The Key Differences Between a CDP and a DMP
In the last 12 months, Customer Data Platforms (CDPs) have become something of a focal point for marketing executives. It seems there are different CDP’s emerging onto an increasingly saturated market place every day. Between Simon Data’s platform, Learn Segment, mPartical, and more, marketing executives are working overtime to understand what all of these CDP’s do and how they interact with other systems. Between tag managers, data warehouses, and more, the pressing questions remain: what do each one of these systems do, and which systems do they complement, replace, or interact with?
At the same time, there has been a similar evolution with Data Management Platforms (DMPs). All of this movement into/ out of the market for CDPs and DMPs begs the question: how do CDPs relate to DMPs? More importantly, who needs which type of software? It seems clear that DMPs and CDPs are separate systems with complementary functions. This piece explores further.
DMPs – An Overview of Data Management Platforms for Digital Marketing
The Data Management Platform (DMP) is a tool used to gather 2nd and 3rd party user data from the Internet and organize it into a more useful structure for marketers. A DMP assigns a unique cookie ID to a user, allowing that cookie to gather information about the user’s behavior online. From there, the DMP creates anonymous user profiles that contain the information collected about each user’s behavior online. By making this data available to DSPs like Doubleclick, DMPs enable media buyers to target large numbers of users who share certain preferences or audience affinities. This is why you see recommended or related products when you shop on websites such as Amazon. DMPs also allow paid media analysts to discover new untapped audiences and gain attribution insight.
DMPs In Action
CDPs – An Overview
CDPs generally have the ability to create “user profiles.” A Customer Data Platform creates a persistent, unified customer database that is accessible to other systems. In other words, it maintains a database of 3rd party data collected elsewhere.

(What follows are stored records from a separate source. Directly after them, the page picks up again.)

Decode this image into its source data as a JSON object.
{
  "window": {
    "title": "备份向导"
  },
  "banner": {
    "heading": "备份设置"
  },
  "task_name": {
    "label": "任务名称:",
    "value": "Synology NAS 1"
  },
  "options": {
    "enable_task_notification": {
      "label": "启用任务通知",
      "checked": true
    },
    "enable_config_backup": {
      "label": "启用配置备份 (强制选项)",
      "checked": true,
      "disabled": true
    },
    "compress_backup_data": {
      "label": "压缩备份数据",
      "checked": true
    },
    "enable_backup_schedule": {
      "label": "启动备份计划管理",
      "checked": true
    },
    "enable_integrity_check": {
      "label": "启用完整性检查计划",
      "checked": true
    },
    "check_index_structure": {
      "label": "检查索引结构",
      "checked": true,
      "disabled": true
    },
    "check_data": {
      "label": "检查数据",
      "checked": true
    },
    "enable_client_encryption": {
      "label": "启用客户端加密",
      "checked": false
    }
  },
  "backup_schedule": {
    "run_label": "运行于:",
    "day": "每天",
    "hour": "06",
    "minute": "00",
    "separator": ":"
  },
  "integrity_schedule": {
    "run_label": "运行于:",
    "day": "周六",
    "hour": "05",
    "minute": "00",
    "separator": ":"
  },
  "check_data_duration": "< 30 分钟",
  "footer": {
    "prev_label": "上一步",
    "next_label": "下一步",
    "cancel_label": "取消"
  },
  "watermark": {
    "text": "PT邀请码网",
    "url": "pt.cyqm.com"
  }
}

It does not collect data; instead, it organizes data and empowers media buyers to make more meaningful ad spending decisions.
Unlike DMPs, a Customer Data Platform (CDP) has 3 different levels of functionality:
- Level 1) – the ability to store the data of anonymous customers
- Level 2) – the ability to pass data onto other systems
- Level 3) – the ability to actually act on the data
CDPs In Action
Ideally, the right CDP should have all three levels of functionality. The CDP software should have the ability to store data, pass that data to other systems you may be using – for example Amazon or Facebook – and ultimately act on the data the CDP stores and passes. The key distinction between CDPs and DMPs is that CDPs do NOT have the ability to collect user data on their own.
Do I Buy a DMP or CDP?
DMPs and CDPs are complementary software systems that allow digital marketers to make more intelligent ad buying decisions when used in tandem. They allow ad buyers to collect, store, transfer and better understand data. The ultimate goal is to allow marketers to execute on their findings in ways that maximize ROI on ad buys across the Internet.
Premiere Creative makes effective use of DMPs and CDPs simultaneously. Investment in both systems has allowed Premiere to drive tremendous value for clients across a broad swath of verticals. Make sure to subscribe to our blog for the latest digital trends and industry updates or give us a call today at (973) 346-8100.